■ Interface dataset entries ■
== Segment start ==
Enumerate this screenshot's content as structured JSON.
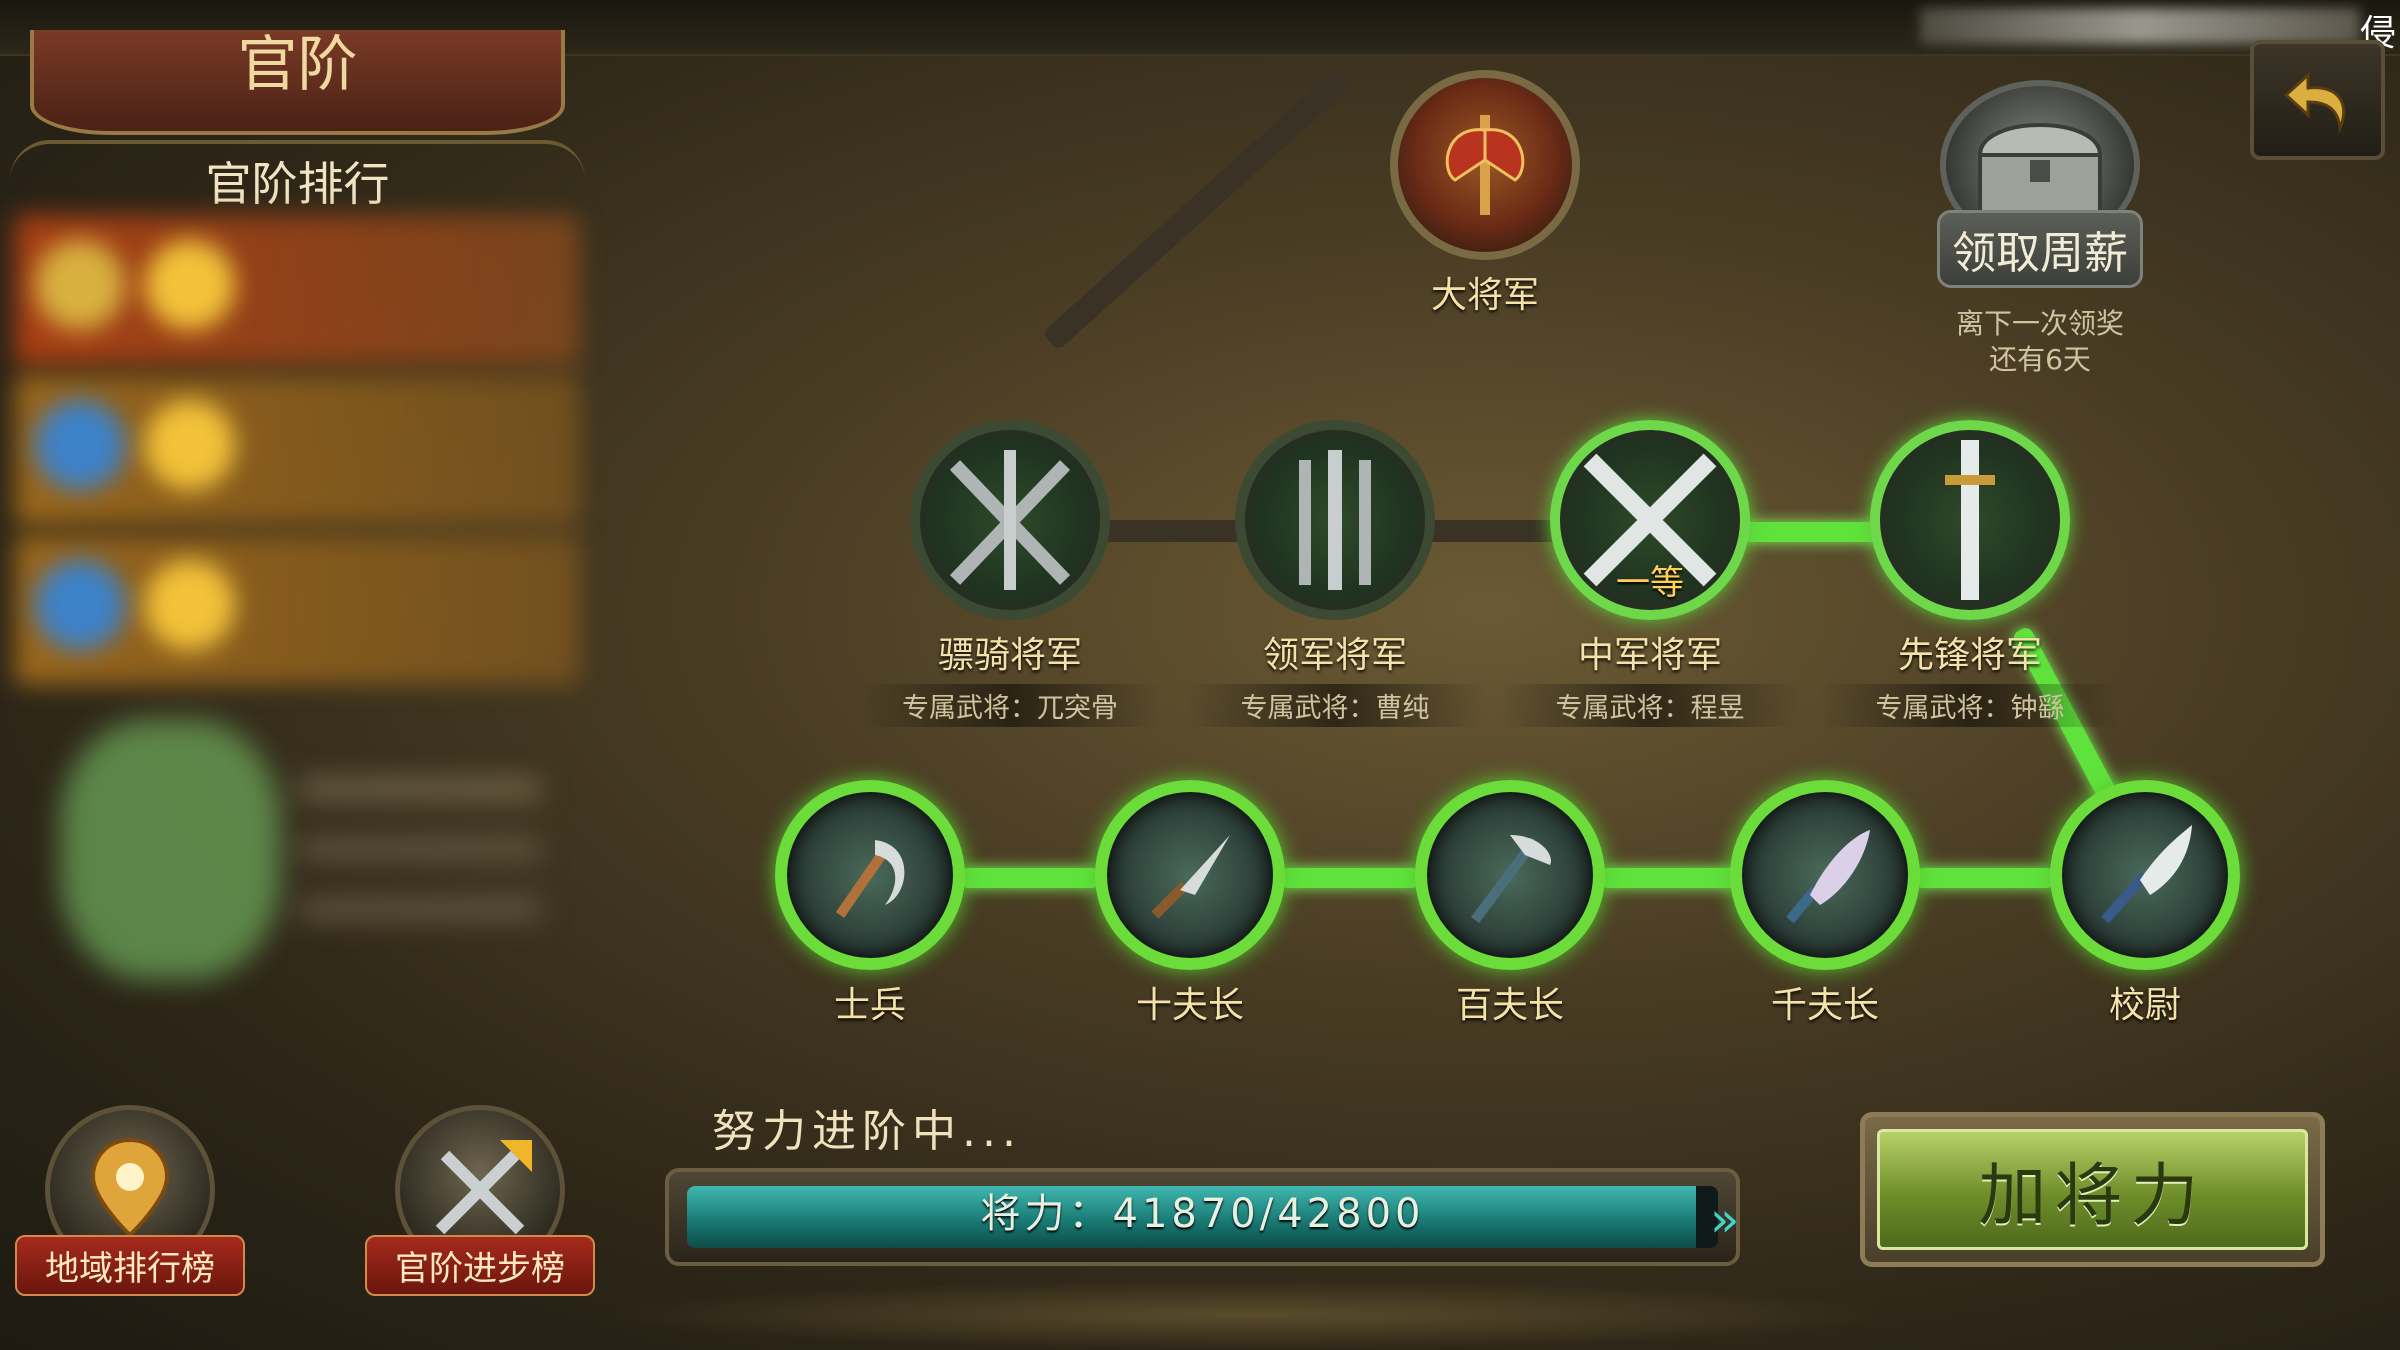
{
  "header": {
    "title": "官阶",
    "corner_text": "侵"
  },
  "ranking": {
    "title": "官阶排行"
  },
  "bottom_buttons": [
    {
      "label": "地域排行榜",
      "icon": "map-pin-icon"
    },
    {
      "label": "官阶进步榜",
      "icon": "crossed-swords-arrow-icon"
    }
  ],
  "top_node": {
    "name": "大将军",
    "icon": "axe-emblem-icon"
  },
  "generals": [
    {
      "name": "骠骑将军",
      "sub": "专属武将：兀突骨",
      "icon": "crossed-swords-icon"
    },
    {
      "name": "领军将军",
      "sub": "专属武将：曹纯",
      "icon": "triple-swords-icon"
    },
    {
      "name": "中军将军",
      "sub": "专属武将：程昱",
      "tag": "一等",
      "icon": "crossed-swords-icon"
    },
    {
      "name": "先锋将军",
      "sub": "专属武将：钟繇",
      "icon": "single-sword-icon"
    }
  ],
  "ranks": [
    {
      "name": "士兵",
      "icon": "sickle-icon"
    },
    {
      "name": "十夫长",
      "icon": "dagger-icon"
    },
    {
      "name": "百夫长",
      "icon": "halberd-icon"
    },
    {
      "name": "千夫长",
      "icon": "broadsword-icon"
    },
    {
      "name": "校尉",
      "icon": "guandao-icon"
    }
  ],
  "reward": {
    "label": "领取周薪",
    "note_line1": "离下一次领奖",
    "note_line2": "还有6天"
  },
  "progress": {
    "status": "努力进阶中...",
    "text": "将力：41870/42800",
    "current": 41870,
    "max": 42800
  },
  "action": {
    "label": "加将力"
  },
  "colors": {
    "lit_path": "#5fe23c",
    "bar_fill": "#187670",
    "button_green": "#6e8e2a"
  }
}
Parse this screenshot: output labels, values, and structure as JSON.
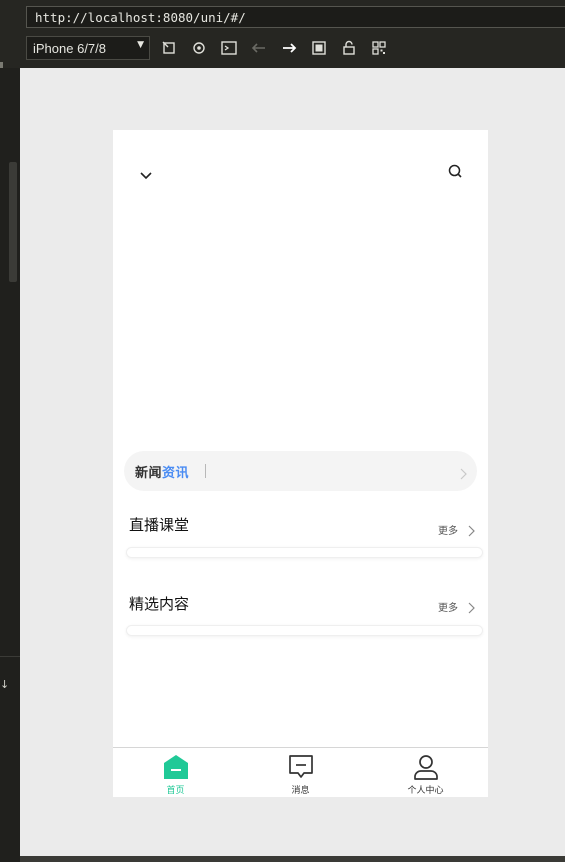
{
  "ide": {
    "url": "http://localhost:8080/uni/#/",
    "device": "iPhone 6/7/8",
    "toolbar_icons": [
      "rotate-icon",
      "settings-icon",
      "console-icon",
      "back-arrow-icon",
      "forward-arrow-icon",
      "screenshot-icon",
      "lock-icon",
      "qrcode-icon"
    ]
  },
  "app": {
    "header": {
      "left_icon": "chevron-down-icon",
      "right_icon": "search-icon"
    },
    "news": {
      "title_part1": "新闻",
      "title_part2": "资讯",
      "accent": "#4a8cf3"
    },
    "sections": [
      {
        "title": "直播课堂",
        "more": "更多"
      },
      {
        "title": "精选内容",
        "more": "更多"
      }
    ],
    "tabbar": {
      "active_color": "#20c997",
      "items": [
        {
          "label": "首页",
          "icon": "home-icon",
          "active": true
        },
        {
          "label": "消息",
          "icon": "message-icon",
          "active": false
        },
        {
          "label": "个人中心",
          "icon": "user-icon",
          "active": false
        }
      ]
    }
  }
}
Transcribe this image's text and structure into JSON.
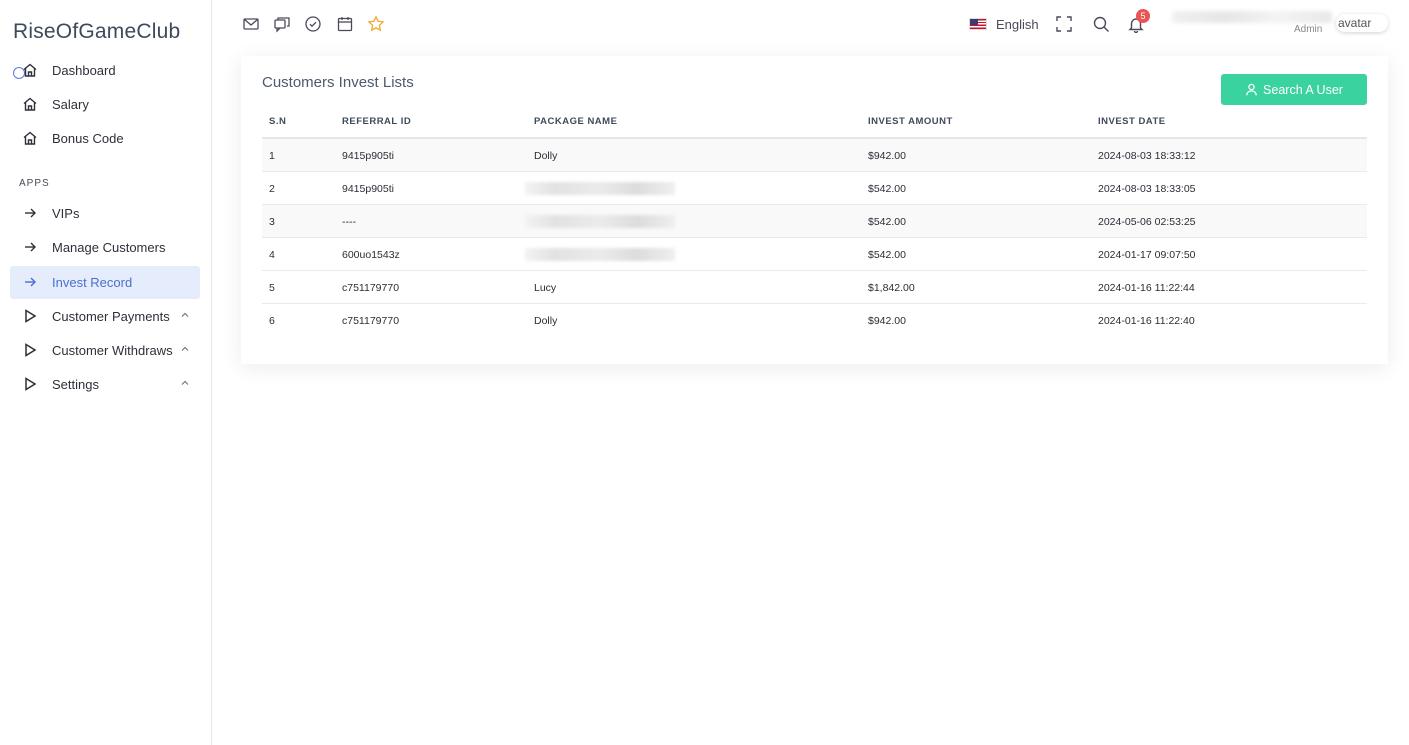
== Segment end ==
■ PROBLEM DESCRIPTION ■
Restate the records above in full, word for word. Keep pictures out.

■ ANSWER SPACE ■
Enumerate this screenshot's content as structured JSON.
{
  "header": {
    "title": "官阶",
    "corner_text": "侵"
  },
  "ranking": {
    "title": "官阶排行"
  },
  "bottom_buttons": [
    {
      "label": "地域排行榜",
      "icon": "map-pin-icon"
    },
    {
      "label": "官阶进步榜",
      "icon": "crossed-swords-arrow-icon"
    }
  ],
  "top_node": {
    "name": "大将军",
    "icon": "axe-emblem-icon"
  },
  "generals": [
    {
      "name": "骠骑将军",
      "sub": "专属武将：兀突骨",
      "icon": "crossed-swords-icon"
    },
    {
      "name": "领军将军",
      "sub": "专属武将：曹纯",
      "icon": "triple-swords-icon"
    },
    {
      "name": "中军将军",
      "sub": "专属武将：程昱",
      "tag": "一等",
      "icon": "crossed-swords-icon"
    },
    {
      "name": "先锋将军",
      "sub": "专属武将：钟繇",
      "icon": "single-sword-icon"
    }
  ],
  "ranks": [
    {
      "name": "士兵",
      "icon": "sickle-icon"
    },
    {
      "name": "十夫长",
      "icon": "dagger-icon"
    },
    {
      "name": "百夫长",
      "icon": "halberd-icon"
    },
    {
      "name": "千夫长",
      "icon": "broadsword-icon"
    },
    {
      "name": "校尉",
      "icon": "guandao-icon"
    }
  ],
  "reward": {
    "label": "领取周薪",
    "note_line1": "离下一次领奖",
    "note_line2": "还有6天"
  },
  "progress": {
    "status": "努力进阶中...",
    "text": "将力：41870/42800",
    "current": 41870,
    "max": 42800
  },
  "action": {
    "label": "加将力"
  },
  "colors": {
    "lit_path": "#5fe23c",
    "bar_fill": "#187670",
    "button_green": "#6e8e2a"
  }
}
Parse this screenshot: output labels, values, and structure as JSON.
{
  "ide": {
    "url": "http://localhost:8080/uni/#/",
    "device": "iPhone 6/7/8",
    "toolbar_icons": [
      "rotate-icon",
      "settings-icon",
      "console-icon",
      "back-arrow-icon",
      "forward-arrow-icon",
      "screenshot-icon",
      "lock-icon",
      "qrcode-icon"
    ]
  },
  "app": {
    "header": {
      "left_icon": "chevron-down-icon",
      "right_icon": "search-icon"
    },
    "news": {
      "title_part1": "新闻",
      "title_part2": "资讯",
      "accent": "#4a8cf3"
    },
    "sections": [
      {
        "title": "直播课堂",
        "more": "更多"
      },
      {
        "title": "精选内容",
        "more": "更多"
      }
    ],
    "tabbar": {
      "active_color": "#20c997",
      "items": [
        {
          "label": "首页",
          "icon": "home-icon",
          "active": true
        },
        {
          "label": "消息",
          "icon": "message-icon",
          "active": false
        },
        {
          "label": "个人中心",
          "icon": "user-icon",
          "active": false
        }
      ]
    }
  }
}
Transcribe this image's text and structure into JSON.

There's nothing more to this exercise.